What you should do: Return the count of lines in the following records that include "ZoaString", and nothing more.

>>>>

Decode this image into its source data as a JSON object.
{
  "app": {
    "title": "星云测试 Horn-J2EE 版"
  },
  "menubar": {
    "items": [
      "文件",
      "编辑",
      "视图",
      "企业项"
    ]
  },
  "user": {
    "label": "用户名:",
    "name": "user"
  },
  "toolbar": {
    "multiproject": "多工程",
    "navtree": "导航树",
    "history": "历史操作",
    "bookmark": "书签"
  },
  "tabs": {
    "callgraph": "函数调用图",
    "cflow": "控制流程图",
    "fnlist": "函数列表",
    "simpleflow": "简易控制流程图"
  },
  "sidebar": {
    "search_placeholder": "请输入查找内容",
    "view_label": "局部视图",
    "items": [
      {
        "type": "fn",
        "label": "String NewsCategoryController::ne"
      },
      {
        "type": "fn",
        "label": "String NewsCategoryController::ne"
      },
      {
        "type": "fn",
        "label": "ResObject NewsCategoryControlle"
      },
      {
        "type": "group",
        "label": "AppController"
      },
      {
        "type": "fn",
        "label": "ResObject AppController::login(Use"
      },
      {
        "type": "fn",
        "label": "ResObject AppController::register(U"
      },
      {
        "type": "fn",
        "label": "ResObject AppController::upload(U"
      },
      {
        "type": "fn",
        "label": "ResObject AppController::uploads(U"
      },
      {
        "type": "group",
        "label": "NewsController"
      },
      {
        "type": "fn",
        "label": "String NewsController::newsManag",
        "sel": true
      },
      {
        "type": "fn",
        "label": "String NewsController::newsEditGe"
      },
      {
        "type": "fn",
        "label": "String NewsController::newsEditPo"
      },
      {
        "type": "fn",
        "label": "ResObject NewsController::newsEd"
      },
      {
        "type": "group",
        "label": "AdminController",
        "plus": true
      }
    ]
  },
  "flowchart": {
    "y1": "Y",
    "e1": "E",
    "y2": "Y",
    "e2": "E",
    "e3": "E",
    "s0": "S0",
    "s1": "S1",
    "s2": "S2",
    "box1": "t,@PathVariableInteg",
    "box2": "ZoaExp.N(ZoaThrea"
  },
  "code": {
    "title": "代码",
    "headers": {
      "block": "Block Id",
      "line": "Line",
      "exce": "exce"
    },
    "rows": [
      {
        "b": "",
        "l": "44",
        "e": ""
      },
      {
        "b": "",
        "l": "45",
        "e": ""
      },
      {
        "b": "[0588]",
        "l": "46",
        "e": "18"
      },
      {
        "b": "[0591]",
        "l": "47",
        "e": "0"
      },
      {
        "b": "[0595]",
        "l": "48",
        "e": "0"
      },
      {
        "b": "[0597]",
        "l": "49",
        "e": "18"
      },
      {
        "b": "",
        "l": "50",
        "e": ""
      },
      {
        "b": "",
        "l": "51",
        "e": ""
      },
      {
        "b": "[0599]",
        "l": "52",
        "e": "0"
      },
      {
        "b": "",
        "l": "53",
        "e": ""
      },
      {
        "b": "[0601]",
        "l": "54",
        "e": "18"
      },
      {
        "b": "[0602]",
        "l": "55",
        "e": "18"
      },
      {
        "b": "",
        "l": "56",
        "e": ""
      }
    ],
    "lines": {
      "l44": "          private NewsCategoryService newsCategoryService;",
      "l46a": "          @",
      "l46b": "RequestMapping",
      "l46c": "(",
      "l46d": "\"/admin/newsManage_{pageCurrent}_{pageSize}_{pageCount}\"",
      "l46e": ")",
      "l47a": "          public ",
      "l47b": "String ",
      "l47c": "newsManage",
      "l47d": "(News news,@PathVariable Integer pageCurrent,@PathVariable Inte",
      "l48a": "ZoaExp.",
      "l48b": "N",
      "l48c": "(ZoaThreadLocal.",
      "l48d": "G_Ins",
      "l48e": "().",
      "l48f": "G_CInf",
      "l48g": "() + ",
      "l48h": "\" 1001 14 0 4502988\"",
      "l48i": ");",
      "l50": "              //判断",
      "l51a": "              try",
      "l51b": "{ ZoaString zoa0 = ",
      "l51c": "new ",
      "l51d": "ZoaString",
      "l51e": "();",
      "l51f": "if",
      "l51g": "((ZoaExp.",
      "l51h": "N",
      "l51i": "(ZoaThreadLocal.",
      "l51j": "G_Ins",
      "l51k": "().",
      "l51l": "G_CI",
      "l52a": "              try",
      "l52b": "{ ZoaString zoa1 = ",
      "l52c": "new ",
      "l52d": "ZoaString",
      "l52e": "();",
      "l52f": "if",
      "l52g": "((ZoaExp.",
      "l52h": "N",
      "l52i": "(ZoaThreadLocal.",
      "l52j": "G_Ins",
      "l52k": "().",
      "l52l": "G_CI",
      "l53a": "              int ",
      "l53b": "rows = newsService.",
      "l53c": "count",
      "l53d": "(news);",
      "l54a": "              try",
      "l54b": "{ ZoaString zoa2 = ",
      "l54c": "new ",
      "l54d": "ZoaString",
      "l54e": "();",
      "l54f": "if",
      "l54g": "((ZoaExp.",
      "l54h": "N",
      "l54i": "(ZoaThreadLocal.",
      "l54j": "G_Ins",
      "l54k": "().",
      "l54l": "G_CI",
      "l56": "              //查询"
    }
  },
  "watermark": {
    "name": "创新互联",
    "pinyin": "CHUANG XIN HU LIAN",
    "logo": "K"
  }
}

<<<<

Expected answer: 6